##### AVAILABLE RECORDS #####
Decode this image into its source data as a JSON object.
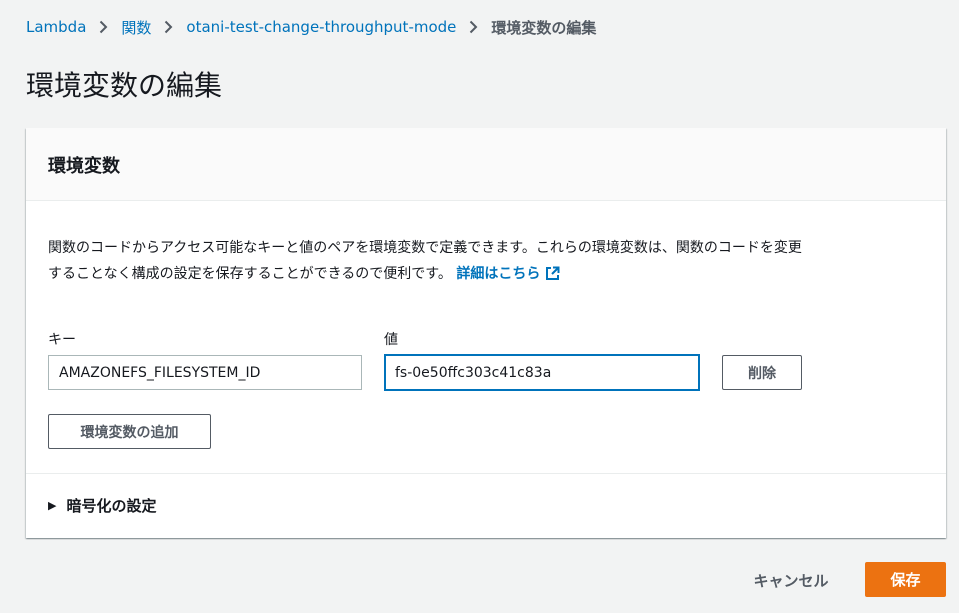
{
  "breadcrumb": {
    "items": [
      "Lambda",
      "関数",
      "otani-test-change-throughput-mode"
    ],
    "current": "環境変数の編集"
  },
  "page": {
    "title": "環境変数の編集"
  },
  "panel": {
    "header": "環境変数",
    "description_line1": "関数のコードからアクセス可能なキーと値のペアを環境変数で定義できます。これらの環境変数は、関数のコードを変更",
    "description_line2": "することなく構成の設定を保存することができるので便利です。",
    "learn_more": "詳細はこちら",
    "key_label": "キー",
    "value_label": "値",
    "key_value": "AMAZONEFS_FILESYSTEM_ID",
    "value_value": "fs-0e50ffc303c41c83a",
    "remove_button": "削除",
    "add_button": "環境変数の追加",
    "encryption_section": "暗号化の設定"
  },
  "footer": {
    "cancel": "キャンセル",
    "save": "保存"
  },
  "colors": {
    "link": "#0073bb",
    "primary_button": "#ec7211",
    "background": "#f2f3f3"
  },
  "icons": {
    "breadcrumb_separator": "chevron-right-icon",
    "external_link": "external-link-icon",
    "expand": "caret-right-icon"
  }
}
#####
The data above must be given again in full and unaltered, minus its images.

Decode this image into its source data as a JSON object.
{
  "breadcrumb": {
    "items": [
      "Lambda",
      "関数",
      "otani-test-change-throughput-mode"
    ],
    "current": "環境変数の編集"
  },
  "page": {
    "title": "環境変数の編集"
  },
  "panel": {
    "header": "環境変数",
    "description_line1": "関数のコードからアクセス可能なキーと値のペアを環境変数で定義できます。これらの環境変数は、関数のコードを変更",
    "description_line2": "することなく構成の設定を保存することができるので便利です。",
    "learn_more": "詳細はこちら",
    "key_label": "キー",
    "value_label": "値",
    "key_value": "AMAZONEFS_FILESYSTEM_ID",
    "value_value": "fs-0e50ffc303c41c83a",
    "remove_button": "削除",
    "add_button": "環境変数の追加",
    "encryption_section": "暗号化の設定"
  },
  "footer": {
    "cancel": "キャンセル",
    "save": "保存"
  },
  "colors": {
    "link": "#0073bb",
    "primary_button": "#ec7211",
    "background": "#f2f3f3"
  },
  "icons": {
    "breadcrumb_separator": "chevron-right-icon",
    "external_link": "external-link-icon",
    "expand": "caret-right-icon"
  }
}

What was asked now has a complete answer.